The Distinguished Service Order was established for rewarding individual instances of meritorious or distinguished service in war. This is a military order for officers only, and while normally given for service under fire or under conditions equivalent to service in actual combat with the enemy, it was awarded between 1914 and 1916 under circumstances which could not be regarded as under fire.
After January 1, 1917, commanders in the field were instructed to recommend this award only for those serving under fire. Prior to 1943, the order could be given only to someone Mentioned-in-Dispatches. The order is generally given to officers in command, above the rank of Lieutenant-Colonel and awards to ranks below this are usually for a high degree of gallantry just short of deserving the Victoria Cross.
The Military Cross can be awarded to commissioned officers of the substantive rank of Captain or below (therefore acting and temporary Majors were eligible) or Warrant Officers for distinguished and meritorious services in battle.
The reverse is plain with the year of the award engraved on the lower arm.
Distinguished Conduct Medal
The DCM was awarded to Warrant Officers, non-commissioned officers, and men, serving in any of the sovereign’s military forces, for distinguished conduct in the field. It was thus the second highest award for gallantry in action (after the Victoria Cross) for all army ranks below commissioned officers and was available to navy and air force personnel also for distinguished conduct in the field.
A silver, laurelled bar was awarded for a subsequent act or acts of distinguished conduct in the field.
The medal is awarded to Warrant Officers, non-commissioned officers and men for individual or associated acts of bravery on the recommendation of a Commander-in-Chief in the field.
The reverse shows FOR BRAVERY IN THE FIELD in four lines, encircled by a laurel wreath and surmounted by the Royal Cypher and Imperial Crown.
The silver, laurelled bar is awarded for a subsequent act or acts of bravery and devotion under fire.
For most conspicuous bravery or some daring or pre-eminent act of valour or self-sacrifice or extreme devotion to duty in the presence of the enemy.
A bar is awarded for additional acts of bravery. Only 3 have been awarded, none to a Canadian.
The Memorial Cross (more often referred to as the Silver Cross) was first instituted by Order-in-Council 2374, dated December 1, 1919. It was awarded to mothers and widows (next of kin) of Canadian soldiers who died on active duty or whose death was consequently attributed to such duty.

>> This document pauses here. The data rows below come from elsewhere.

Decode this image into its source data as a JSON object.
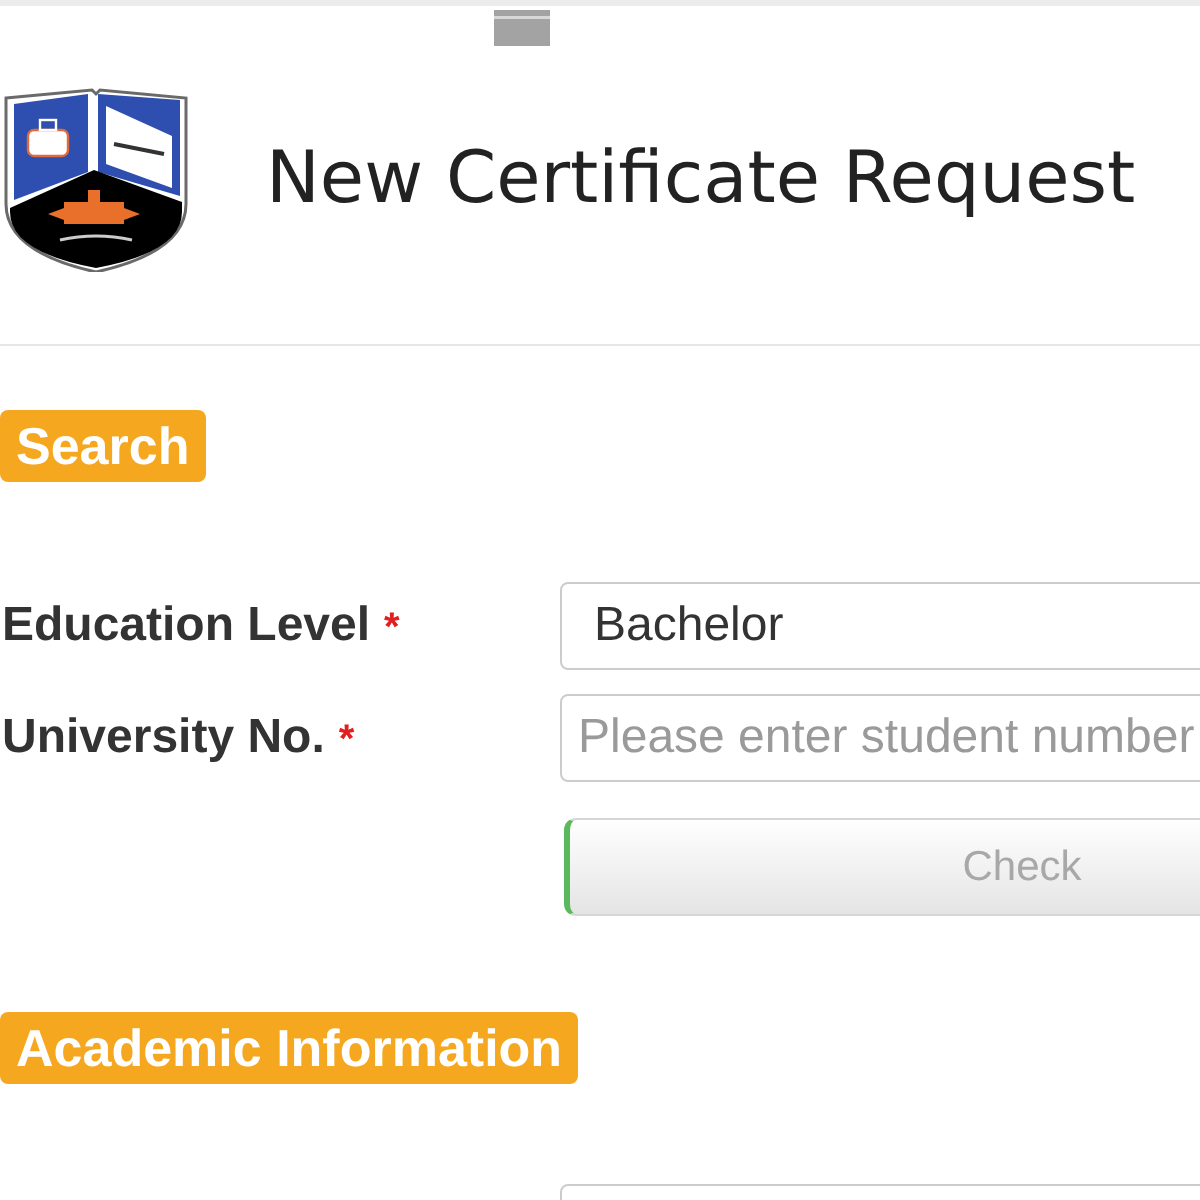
{
  "header": {
    "title": "New Certificate Request"
  },
  "sections": [
    {
      "title": "Search",
      "fields": [
        {
          "kind": "select",
          "label": "Education Level",
          "required_mark": "*",
          "value": "Bachelor"
        },
        {
          "kind": "input",
          "label": "University No.",
          "required_mark": "*",
          "placeholder": "Please enter student number"
        }
      ],
      "button": {
        "label": "Check",
        "disabled": true
      }
    },
    {
      "title": "Academic Information",
      "fields": [
        {
          "kind": "input"
        }
      ]
    }
  ]
}
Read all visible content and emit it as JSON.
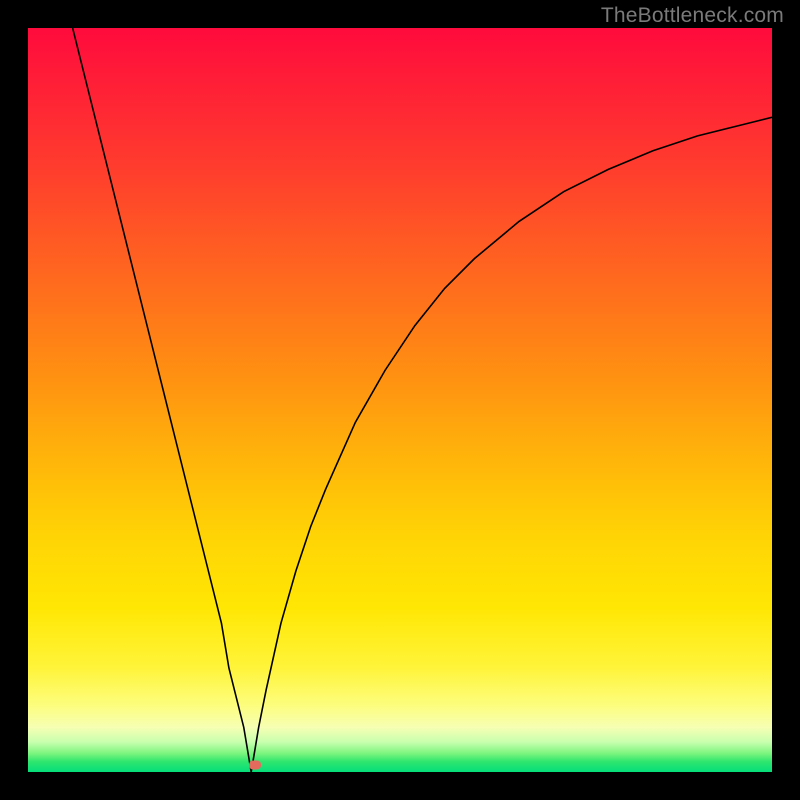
{
  "watermark": "TheBottleneck.com",
  "colors": {
    "background_black": "#000000",
    "curve_stroke": "#000000",
    "marker_fill": "#e46a5e",
    "gradient_stops": [
      "#ff0a3c",
      "#ff1b38",
      "#ff3a2e",
      "#ff6a1e",
      "#ff8e12",
      "#ffb50a",
      "#ffd305",
      "#ffe704",
      "#fff43a",
      "#fdfd7d",
      "#f6ffb3",
      "#c7ffae",
      "#7cf57e",
      "#2fe66e",
      "#05de7a"
    ]
  },
  "chart_data": {
    "type": "line",
    "title": "",
    "xlabel": "",
    "ylabel": "",
    "xlim": [
      0,
      100
    ],
    "ylim": [
      0,
      100
    ],
    "grid": false,
    "series": [
      {
        "name": "left-branch",
        "x": [
          6,
          8,
          10,
          12,
          14,
          16,
          18,
          20,
          22,
          24,
          26,
          27,
          28,
          29,
          29.5,
          30
        ],
        "values": [
          100,
          92,
          84,
          76,
          68,
          60,
          52,
          44,
          36,
          28,
          20,
          14,
          10,
          6,
          3,
          0
        ]
      },
      {
        "name": "right-branch",
        "x": [
          30,
          31,
          32,
          34,
          36,
          38,
          40,
          44,
          48,
          52,
          56,
          60,
          66,
          72,
          78,
          84,
          90,
          96,
          100
        ],
        "values": [
          0,
          6,
          11,
          20,
          27,
          33,
          38,
          47,
          54,
          60,
          65,
          69,
          74,
          78,
          81,
          83.5,
          85.5,
          87,
          88
        ]
      }
    ],
    "marker": {
      "x": 30.5,
      "y": 1
    }
  }
}
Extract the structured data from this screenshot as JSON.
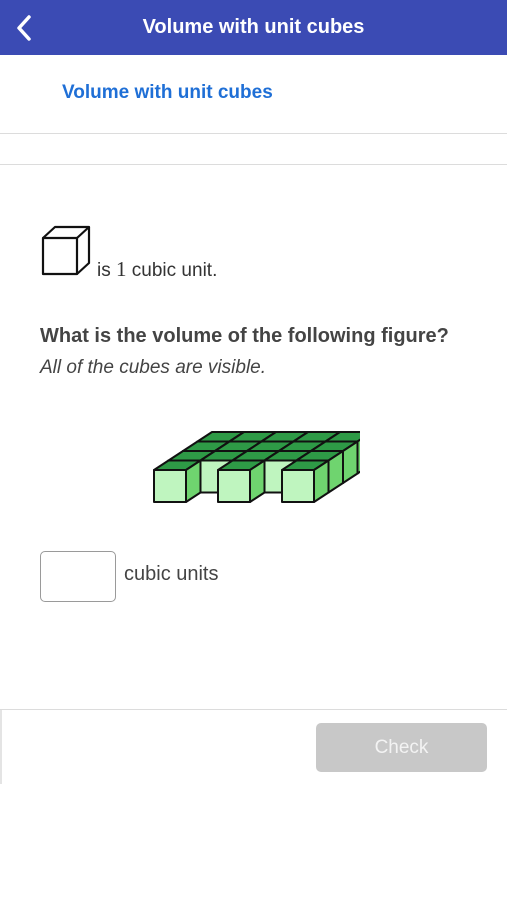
{
  "header": {
    "title": "Volume with unit cubes",
    "back_icon": "chevron-left-icon",
    "background_color": "#3b4bb4"
  },
  "subnav": {
    "link_label": "Volume with unit cubes",
    "link_color": "#1f6fd6"
  },
  "unit": {
    "icon": "unit-cube-icon",
    "prefix": "is",
    "number": "1",
    "suffix": "cubic unit."
  },
  "question": {
    "prompt": "What is the volume of the following figure?",
    "hint": "All of the cubes are visible."
  },
  "figure": {
    "icon": "cube-figure",
    "colors": {
      "top": "#2e9a46",
      "front": "#bff5bf",
      "side": "#6fd46f"
    }
  },
  "answer": {
    "value": "",
    "placeholder": "",
    "unit_label": "cubic units"
  },
  "footer": {
    "check_label": "Check",
    "check_color": "#c8c8c8"
  }
}
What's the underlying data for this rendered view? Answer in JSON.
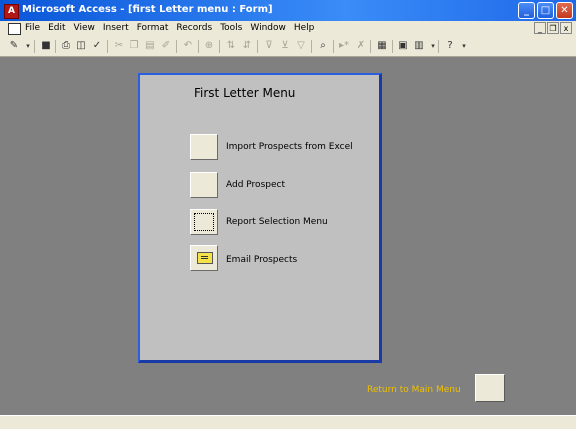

The crosses were sent automatically to mothers and wives who qualified, and could be worn by the recipients anytime, even though they were not themselves veterans. The cross was engraved with the name, rank and service number of the son or husband.
*Pictures and information provided by Veterans Affairs Canada.